No.8 How do you handle personal criticism? Like water off a duck’s back. You need a really thick skin in this business. Or any business actually. Everyone is entitled to their opinions (regardless of how wrong they are). Dealing with criticism is an important life skill. At some point, someone will bitch about you, or fashion style, your writing skills, etc. In the real world, there is no safe space to run too. You can handle the comments in one of two ways—positively or negatively. Think about the comments before reacting and jumping on Twitter or FB. The person might not realise they are hurting you. Constructive and destructive criticism seems very clear cut, but oftentimes, the criticiser is not good at word formations or is too direct. Always be positive. Not everyone is out to get you. Only some of them 🙂 Carnegie – How to Win Friends and Influence People
No.9 Why should people read your book? Why shouldn’t they? It’s a rip roaring yarn that came to me when I was 13 years old and I believed I was from another planet, due to minor social skills and a complete and total fascination with Dr Who that continues even to this day. The Game is unlike most books you will experience. It’s a fantasy, with unreal creatures (the snakes are my favourite), game characters that act like people you know or wish not to know, and changing landscapes that can only exist in a twisted imagination. It’s a science fantasy story as a virus in computer code can enter the real world and impact change.It’s an adventure story and mystery as Lisa18 searches for her brother. She not only finds him, but she finds her father and a love interest. It’s a love story as the virus falls in love with the game creator. It’s a drama as a drug addled woman finds a way to escape a tortuous lover.

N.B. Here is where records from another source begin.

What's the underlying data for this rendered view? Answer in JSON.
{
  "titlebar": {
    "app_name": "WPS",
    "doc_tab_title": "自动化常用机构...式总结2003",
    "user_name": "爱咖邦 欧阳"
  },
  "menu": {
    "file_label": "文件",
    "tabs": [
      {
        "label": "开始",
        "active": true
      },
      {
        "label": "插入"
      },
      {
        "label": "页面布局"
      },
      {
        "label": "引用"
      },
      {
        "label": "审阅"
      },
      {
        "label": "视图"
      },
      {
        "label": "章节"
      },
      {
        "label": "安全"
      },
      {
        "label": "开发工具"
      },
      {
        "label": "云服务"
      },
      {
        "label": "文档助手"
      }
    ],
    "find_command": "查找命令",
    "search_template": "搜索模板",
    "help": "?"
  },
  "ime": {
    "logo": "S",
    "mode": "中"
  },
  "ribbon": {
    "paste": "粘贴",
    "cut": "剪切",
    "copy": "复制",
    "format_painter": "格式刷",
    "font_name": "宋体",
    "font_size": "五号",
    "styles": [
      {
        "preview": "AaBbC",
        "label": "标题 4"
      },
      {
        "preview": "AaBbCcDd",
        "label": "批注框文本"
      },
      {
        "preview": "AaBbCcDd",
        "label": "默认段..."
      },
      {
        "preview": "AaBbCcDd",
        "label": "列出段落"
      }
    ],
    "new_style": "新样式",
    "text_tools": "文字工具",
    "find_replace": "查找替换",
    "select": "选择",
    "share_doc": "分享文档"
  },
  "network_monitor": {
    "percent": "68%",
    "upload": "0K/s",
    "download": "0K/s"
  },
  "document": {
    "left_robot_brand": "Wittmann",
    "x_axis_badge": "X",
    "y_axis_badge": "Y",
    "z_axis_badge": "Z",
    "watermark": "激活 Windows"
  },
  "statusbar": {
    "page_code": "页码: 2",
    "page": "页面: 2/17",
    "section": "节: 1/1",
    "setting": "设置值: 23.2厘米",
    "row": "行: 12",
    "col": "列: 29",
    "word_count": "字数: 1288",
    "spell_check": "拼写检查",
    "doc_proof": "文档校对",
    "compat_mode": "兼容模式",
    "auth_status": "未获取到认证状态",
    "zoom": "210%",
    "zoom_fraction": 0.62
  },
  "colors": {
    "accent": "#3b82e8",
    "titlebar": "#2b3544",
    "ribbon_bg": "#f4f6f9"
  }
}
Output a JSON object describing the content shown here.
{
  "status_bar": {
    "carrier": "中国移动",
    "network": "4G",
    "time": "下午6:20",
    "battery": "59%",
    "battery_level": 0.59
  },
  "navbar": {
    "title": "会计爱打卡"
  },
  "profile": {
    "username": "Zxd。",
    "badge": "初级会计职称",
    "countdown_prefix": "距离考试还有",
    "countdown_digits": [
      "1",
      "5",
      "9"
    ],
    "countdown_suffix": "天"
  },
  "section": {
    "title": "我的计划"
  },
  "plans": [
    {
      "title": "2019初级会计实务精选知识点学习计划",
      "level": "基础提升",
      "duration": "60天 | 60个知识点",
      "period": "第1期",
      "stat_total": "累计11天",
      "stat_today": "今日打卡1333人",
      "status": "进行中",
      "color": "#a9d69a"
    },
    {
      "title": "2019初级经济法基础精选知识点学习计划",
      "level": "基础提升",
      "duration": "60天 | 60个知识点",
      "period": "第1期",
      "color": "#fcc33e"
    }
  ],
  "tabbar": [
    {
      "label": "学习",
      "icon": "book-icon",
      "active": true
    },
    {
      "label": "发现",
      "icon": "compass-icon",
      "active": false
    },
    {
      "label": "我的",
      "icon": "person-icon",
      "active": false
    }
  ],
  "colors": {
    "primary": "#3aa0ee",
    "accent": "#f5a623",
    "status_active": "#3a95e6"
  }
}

It’s a thriller wound so tight you’ll scream when the virus, hell-bent on destruction—finds a way out. You’ll nod your head as another character escapes the game and becomes the real life embodiment of its nature.
No.10 Why is there something rather than nothing? Nothing does not exist. Try to think of nothing. It’s impossible. It has no shape, no form, and no substance. It is invisible. Transparent. And lifeless. Hence, there is something. Quantum mechanics tells us that there is no such thing as nothing. There is no empty space, ever. Tiny particles and anti-particles fade in and out of nothing instantly.
Thank you Lee 🙂
For taking the time to answer
my questions & the best of luck with your new book!
A thinking, breathing, calculating virus wreaks havoc in virtual reality gaming.
You play, you die.